■ **EXERCISE REQUIREMENTS**
What you return should be the complete data below, word for word, with no pictures in it.

---- DATASET EXTRACT

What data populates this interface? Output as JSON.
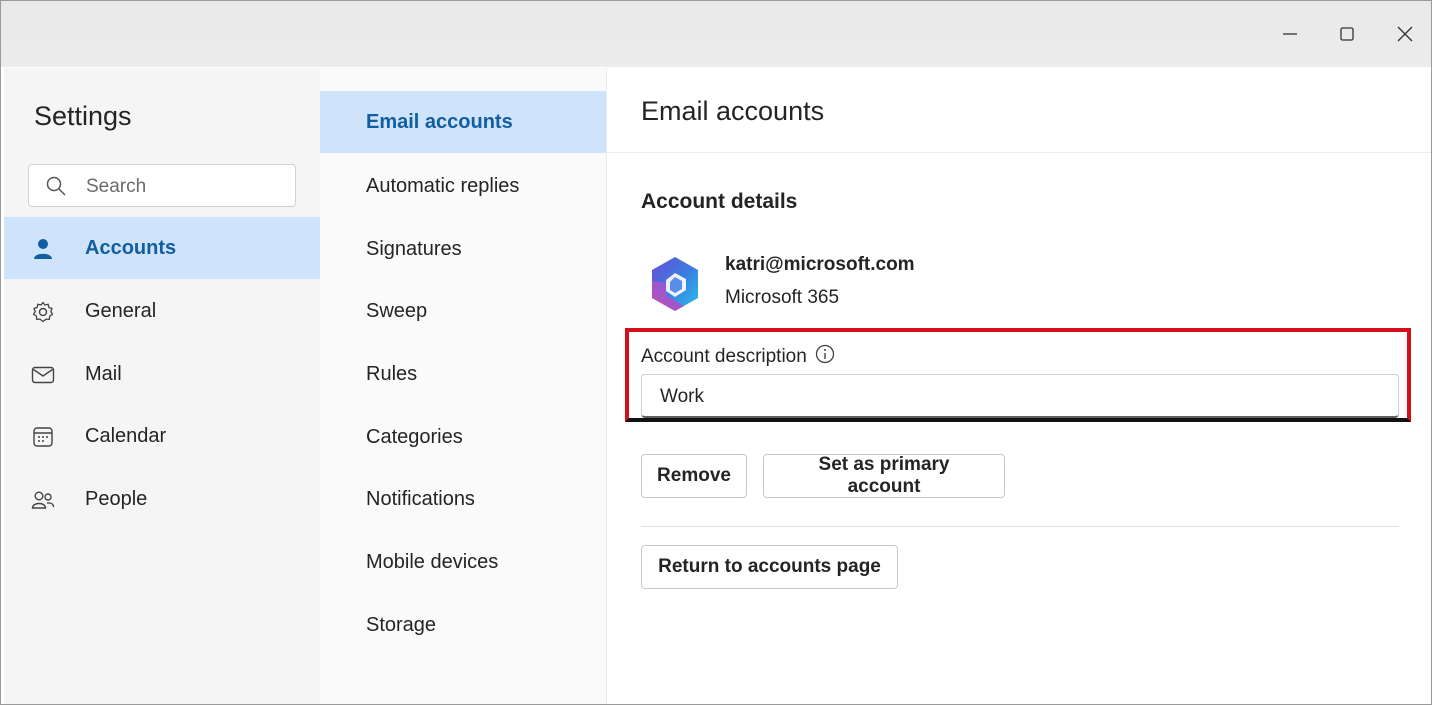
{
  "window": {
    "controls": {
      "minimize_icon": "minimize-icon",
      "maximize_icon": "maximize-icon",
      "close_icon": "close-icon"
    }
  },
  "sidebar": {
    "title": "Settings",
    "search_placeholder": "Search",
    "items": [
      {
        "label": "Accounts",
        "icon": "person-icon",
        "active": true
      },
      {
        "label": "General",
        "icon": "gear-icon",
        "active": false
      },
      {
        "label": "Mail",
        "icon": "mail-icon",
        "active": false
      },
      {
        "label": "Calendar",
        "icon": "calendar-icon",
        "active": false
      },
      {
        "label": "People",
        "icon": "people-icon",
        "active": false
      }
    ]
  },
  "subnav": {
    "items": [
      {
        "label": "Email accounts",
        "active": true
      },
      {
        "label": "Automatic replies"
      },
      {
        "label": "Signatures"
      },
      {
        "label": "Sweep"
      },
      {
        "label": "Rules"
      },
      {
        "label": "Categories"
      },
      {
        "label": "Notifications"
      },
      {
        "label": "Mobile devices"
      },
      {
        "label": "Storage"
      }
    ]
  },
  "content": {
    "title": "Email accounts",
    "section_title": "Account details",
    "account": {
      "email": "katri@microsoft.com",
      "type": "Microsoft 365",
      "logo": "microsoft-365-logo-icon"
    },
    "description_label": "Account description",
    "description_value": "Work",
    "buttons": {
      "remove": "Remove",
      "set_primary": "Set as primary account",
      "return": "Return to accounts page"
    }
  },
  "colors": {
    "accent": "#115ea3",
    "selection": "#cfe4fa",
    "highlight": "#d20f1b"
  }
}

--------

■ **WRITTEN SOLUTION**
What data populates this interface? Output as JSON.
{
  "window": {
    "controls": {
      "minimize_icon": "minimize-icon",
      "maximize_icon": "maximize-icon",
      "close_icon": "close-icon"
    }
  },
  "sidebar": {
    "title": "Settings",
    "search_placeholder": "Search",
    "items": [
      {
        "label": "Accounts",
        "icon": "person-icon",
        "active": true
      },
      {
        "label": "General",
        "icon": "gear-icon",
        "active": false
      },
      {
        "label": "Mail",
        "icon": "mail-icon",
        "active": false
      },
      {
        "label": "Calendar",
        "icon": "calendar-icon",
        "active": false
      },
      {
        "label": "People",
        "icon": "people-icon",
        "active": false
      }
    ]
  },
  "subnav": {
    "items": [
      {
        "label": "Email accounts",
        "active": true
      },
      {
        "label": "Automatic replies"
      },
      {
        "label": "Signatures"
      },
      {
        "label": "Sweep"
      },
      {
        "label": "Rules"
      },
      {
        "label": "Categories"
      },
      {
        "label": "Notifications"
      },
      {
        "label": "Mobile devices"
      },
      {
        "label": "Storage"
      }
    ]
  },
  "content": {
    "title": "Email accounts",
    "section_title": "Account details",
    "account": {
      "email": "katri@microsoft.com",
      "type": "Microsoft 365",
      "logo": "microsoft-365-logo-icon"
    },
    "description_label": "Account description",
    "description_value": "Work",
    "buttons": {
      "remove": "Remove",
      "set_primary": "Set as primary account",
      "return": "Return to accounts page"
    }
  },
  "colors": {
    "accent": "#115ea3",
    "selection": "#cfe4fa",
    "highlight": "#d20f1b"
  }
}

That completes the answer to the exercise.